Hepatitis C Elimination Program in Georgia: Hepatitis C virus (HCV) infection is a major public health burden in many parts of the world, including Georgia. According to the population-based seroprevalence survey of 2015 an estimated 7.7% of Georgian population was living with hepatitis C virus (HCV) and the prevalence of active disease was 5.4%. Interferon-based treatment options were complex and poorly tolerated. Recognizing the growing HCV burden, financial barriers for population to receive modern treatment regimens and expensive medications, the Government of Georgia stepped up its efforts to combat this extremely dangerous public health threat through elimination of Hepatitis C and started intensive negotiations with different stakeholders. As a result, in 2015 an HCV Elimination Program was launched. Since the launch of the program, 1.7 million people were screened for Hepatitis C virus, more then 59 000 out of registered patients (61 000) have started treatment with sofosbuvir, sofosburiv/ledipasvir, sofosbuvir/velpatasvir-based treatment regimens and around 55 000 patients completed treatment. SVR was achieved in 98% cases. Through universal access to HCV diagnostics and treatment, HCV burden in Georgia is gradually being eliminated. The project itself is the best example of the successful public-private partnership.

Our Good Human Rights Story 2018: Reforms in the penitentiary system: No more torture and epidemic in Georgian jails

The core challenge for the new Georgian Government since October 2012 has been the legacy of politicised, repressive criminal justice system and an extremely poor human rights record it inherited. Systemic disregard of human rights by the state had a devastating effect on the penitentiary system. The policy embraced by the Government has aimed at ensuring maximum protection of the rights of inmates, eradicate torture and inhuman treatment, improve imprisonment conditions and promote re-socialization/rehabilitation.

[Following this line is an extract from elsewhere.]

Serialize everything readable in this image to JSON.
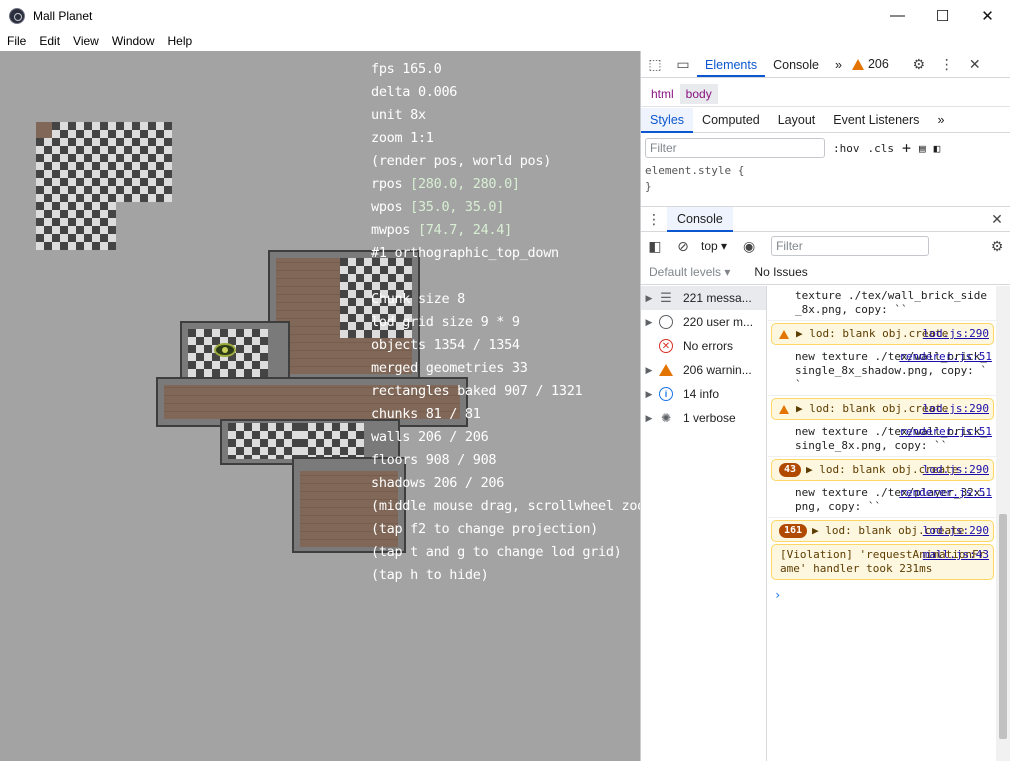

The intensive efforts are taken to provide decent living conditions in the penitentiary system; some of the facilities are closed down due to inappropriate conditions; minimum living space per prisoner increased from 2 to 4 square meters. As a result of improved early conditional release mechanisms and the amendments introduced to the relevant legislation, the prison population reduced from 24 114 (as of December 2011) to 9 500. The overall objective of the penitentiary system is to keep inmates physically and mentally in good state of health through engaging them in different activities. This policy is pursued to promote their readiness to get back to normal life with less risk of reoffending. Currently penitentiary system offers a wide range of VET programs, psycho-social therapy, general, and higher education through distance learning, also various employment opportunities. Moreover, the platform – helps inmates to sell their handmade items online and get income directly to their bank accounts.